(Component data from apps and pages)
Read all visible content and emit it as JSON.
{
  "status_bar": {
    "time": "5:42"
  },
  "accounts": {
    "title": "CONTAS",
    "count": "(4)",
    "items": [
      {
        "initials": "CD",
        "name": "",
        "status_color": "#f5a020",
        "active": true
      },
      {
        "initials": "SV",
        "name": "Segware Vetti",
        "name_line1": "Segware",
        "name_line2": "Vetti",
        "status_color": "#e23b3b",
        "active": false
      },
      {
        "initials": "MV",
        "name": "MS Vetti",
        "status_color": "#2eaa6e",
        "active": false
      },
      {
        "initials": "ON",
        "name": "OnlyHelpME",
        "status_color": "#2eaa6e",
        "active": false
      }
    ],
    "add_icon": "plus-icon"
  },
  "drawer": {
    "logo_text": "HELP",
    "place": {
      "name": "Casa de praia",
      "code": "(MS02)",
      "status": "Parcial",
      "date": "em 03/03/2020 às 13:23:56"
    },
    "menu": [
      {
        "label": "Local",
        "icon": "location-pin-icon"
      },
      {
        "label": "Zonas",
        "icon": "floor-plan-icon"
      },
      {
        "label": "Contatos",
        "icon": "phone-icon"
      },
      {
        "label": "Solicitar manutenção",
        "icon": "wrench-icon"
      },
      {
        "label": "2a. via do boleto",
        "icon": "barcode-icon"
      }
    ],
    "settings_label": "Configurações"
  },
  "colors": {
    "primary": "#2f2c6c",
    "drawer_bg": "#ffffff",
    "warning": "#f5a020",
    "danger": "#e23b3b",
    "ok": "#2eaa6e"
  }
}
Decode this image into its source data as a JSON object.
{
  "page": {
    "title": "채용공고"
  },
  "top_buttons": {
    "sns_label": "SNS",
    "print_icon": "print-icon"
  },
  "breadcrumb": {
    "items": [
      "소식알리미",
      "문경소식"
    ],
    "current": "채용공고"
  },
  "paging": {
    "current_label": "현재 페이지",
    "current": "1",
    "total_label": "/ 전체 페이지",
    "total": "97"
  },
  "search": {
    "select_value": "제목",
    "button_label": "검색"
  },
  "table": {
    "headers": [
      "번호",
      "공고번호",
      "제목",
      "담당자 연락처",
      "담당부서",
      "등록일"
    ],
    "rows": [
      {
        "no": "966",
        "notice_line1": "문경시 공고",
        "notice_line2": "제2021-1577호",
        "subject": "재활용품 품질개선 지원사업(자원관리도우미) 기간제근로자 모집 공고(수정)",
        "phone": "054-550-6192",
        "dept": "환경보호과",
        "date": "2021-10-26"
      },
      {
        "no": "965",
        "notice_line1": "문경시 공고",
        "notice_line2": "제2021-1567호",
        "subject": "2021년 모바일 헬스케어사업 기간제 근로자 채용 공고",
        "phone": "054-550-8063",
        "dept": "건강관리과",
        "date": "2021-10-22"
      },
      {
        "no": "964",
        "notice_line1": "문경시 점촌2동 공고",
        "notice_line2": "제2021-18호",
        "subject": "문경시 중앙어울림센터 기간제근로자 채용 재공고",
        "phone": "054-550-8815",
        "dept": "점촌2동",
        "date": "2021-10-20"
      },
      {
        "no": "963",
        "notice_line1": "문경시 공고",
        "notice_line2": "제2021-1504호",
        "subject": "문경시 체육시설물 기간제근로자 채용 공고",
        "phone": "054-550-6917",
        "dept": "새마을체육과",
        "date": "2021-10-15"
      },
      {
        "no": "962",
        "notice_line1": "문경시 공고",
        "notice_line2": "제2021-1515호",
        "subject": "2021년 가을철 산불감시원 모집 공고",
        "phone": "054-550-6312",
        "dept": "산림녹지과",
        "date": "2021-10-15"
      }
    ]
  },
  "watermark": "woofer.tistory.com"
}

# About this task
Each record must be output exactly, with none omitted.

# Answer to the problem
Read all visible content and emit it as JSON.
{
  "status_bar": {
    "time": "5:42"
  },
  "accounts": {
    "title": "CONTAS",
    "count": "(4)",
    "items": [
      {
        "initials": "CD",
        "name": "",
        "status_color": "#f5a020",
        "active": true
      },
      {
        "initials": "SV",
        "name": "Segware Vetti",
        "name_line1": "Segware",
        "name_line2": "Vetti",
        "status_color": "#e23b3b",
        "active": false
      },
      {
        "initials": "MV",
        "name": "MS Vetti",
        "status_color": "#2eaa6e",
        "active": false
      },
      {
        "initials": "ON",
        "name": "OnlyHelpME",
        "status_color": "#2eaa6e",
        "active": false
      }
    ],
    "add_icon": "plus-icon"
  },
  "drawer": {
    "logo_text": "HELP",
    "place": {
      "name": "Casa de praia",
      "code": "(MS02)",
      "status": "Parcial",
      "date": "em 03/03/2020 às 13:23:56"
    },
    "menu": [
      {
        "label": "Local",
        "icon": "location-pin-icon"
      },
      {
        "label": "Zonas",
        "icon": "floor-plan-icon"
      },
      {
        "label": "Contatos",
        "icon": "phone-icon"
      },
      {
        "label": "Solicitar manutenção",
        "icon": "wrench-icon"
      },
      {
        "label": "2a. via do boleto",
        "icon": "barcode-icon"
      }
    ],
    "settings_label": "Configurações"
  },
  "colors": {
    "primary": "#2f2c6c",
    "drawer_bg": "#ffffff",
    "warning": "#f5a020",
    "danger": "#e23b3b",
    "ok": "#2eaa6e"
  }
}
Decode this image into its source data as a JSON object.
{
  "page": {
    "title": "채용공고"
  },
  "top_buttons": {
    "sns_label": "SNS",
    "print_icon": "print-icon"
  },
  "breadcrumb": {
    "items": [
      "소식알리미",
      "문경소식"
    ],
    "current": "채용공고"
  },
  "paging": {
    "current_label": "현재 페이지",
    "current": "1",
    "total_label": "/ 전체 페이지",
    "total": "97"
  },
  "search": {
    "select_value": "제목",
    "button_label": "검색"
  },
  "table": {
    "headers": [
      "번호",
      "공고번호",
      "제목",
      "담당자 연락처",
      "담당부서",
      "등록일"
    ],
    "rows": [
      {
        "no": "966",
        "notice_line1": "문경시 공고",
        "notice_line2": "제2021-1577호",
        "subject": "재활용품 품질개선 지원사업(자원관리도우미) 기간제근로자 모집 공고(수정)",
        "phone": "054-550-6192",
        "dept": "환경보호과",
        "date": "2021-10-26"
      },
      {
        "no": "965",
        "notice_line1": "문경시 공고",
        "notice_line2": "제2021-1567호",
        "subject": "2021년 모바일 헬스케어사업 기간제 근로자 채용 공고",
        "phone": "054-550-8063",
        "dept": "건강관리과",
        "date": "2021-10-22"
      },
      {
        "no": "964",
        "notice_line1": "문경시 점촌2동 공고",
        "notice_line2": "제2021-18호",
        "subject": "문경시 중앙어울림센터 기간제근로자 채용 재공고",
        "phone": "054-550-8815",
        "dept": "점촌2동",
        "date": "2021-10-20"
      },
      {
        "no": "963",
        "notice_line1": "문경시 공고",
        "notice_line2": "제2021-1504호",
        "subject": "문경시 체육시설물 기간제근로자 채용 공고",
        "phone": "054-550-6917",
        "dept": "새마을체육과",
        "date": "2021-10-15"
      },
      {
        "no": "962",
        "notice_line1": "문경시 공고",
        "notice_line2": "제2021-1515호",
        "subject": "2021년 가을철 산불감시원 모집 공고",
        "phone": "054-550-6312",
        "dept": "산림녹지과",
        "date": "2021-10-15"
      }
    ]
  },
  "watermark": "woofer.tistory.com"
}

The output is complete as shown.